Some people visit their local bird and pet shops, but we prefer shopping online for bulk buying. First of all, most pet shops don’t have huge bulk bags that you need for year-round feeding. Plus, online stores make it easy to compare prices, get all the food you want, and most orders will have free shipping. Make it easy on yourself and just buy online.
Can Parakeets Eat Wild Bird Food?
Wild bird seed can be used in moderation as a treat, but it shouldn’t be their staple food source. This is especially true for high-fat seeds like sunflower seeds. Feed them their well-balanced parakeet food to ensure proper health and use wild bird food on special occasions.
Can Chickens Eat Wild Bird Food?
Chickens absolutely love corn and some other food sources here. However, since chickens lay eggs all year-round, they need balanced nutrition that wild bird food can’t quite accommodate. Once again, perfect as a treat that they’ll love, but not as an everyday food.
Can Bird Seed go Bad?
Bird seed goes bad if it’s out too long or it gets wet. This can result in mold, bacteria, or fungi growth that can be dangerous to wild birds. Plus, wild birds are surprisingly picky eaters and won’t visit your feeder if the food has gone bad.
How Often Should I Change Wild Bird Food?
Some foods need to be changed more often than others (like jelly compared to seeds). In general, most bird foods last about 5-7 days. Even if the food doesn’t look bad, it’s on its way out. Clean and refill the feeder to keep everything good. Sugar-heavy and fat-heavy foods might go bad faster.
What Birdseed Should You Avoid?
Many birdseed mixes contain additives that wild birds don’t like. Birds are very picky, so they’ll throw the food aside without any regard. We’re going to list some of the foods that bids simply don’t like:
-Milo/Sorghum: Only a few ground-feeding birds like turkeys, pheasants, or quails eat this. Every other bird will just throw it to the side. Some people confuse this with white millet since they look similar, but white millet is good for birds
-Oats: Only starlings and grackles like oats, every other bird hates this
-Canary Seed: This is good for pet food, but not for wild birds
-Wheat, Other Grains: Most wild birds don’t eat wheat. Pets might after enough coaxing, but wild birds tend to avoid it
-Other Fillers: rice, golden and red millet, flax, rapeseed, and buckwheat
Can Budgies Eat Wild Bird Food?
Budgies are another name for parakeets. Wild bird food is great as a treat, but often has too much fat for them. You don’t want an obese budgie, do you? Perfect as a treat, but it’s the same as pie or ice cream for people.
Can Cockatiels Eat Wild Bird Food?
Using a proper amount of corn, seeds, and grains is healthy for cockatiels, so they can have some wild bird food. However, be mindful that they primarily eat cockatiel-specific food to keep them healthy.
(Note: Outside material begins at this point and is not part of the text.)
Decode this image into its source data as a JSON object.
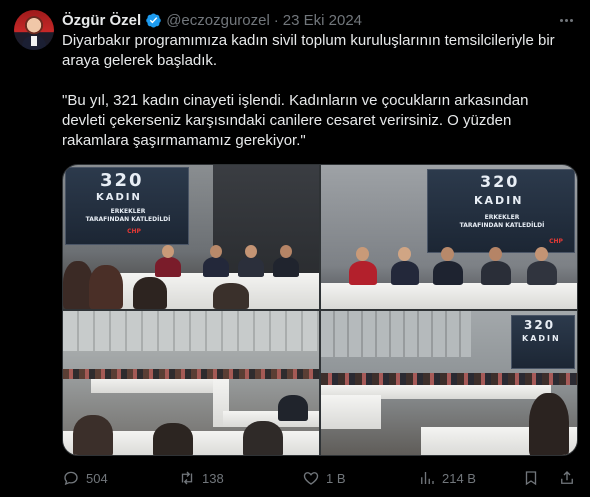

Can Parrots Eat Wild Bird Food?
Wild parrots love seeds and nuts. However, wild parrots often need more fat-heavy foods like this because they are foraging and they don’t know when they’ll get food again. Wild bird food is a fantastic treat, but keep them on their specific parrot food.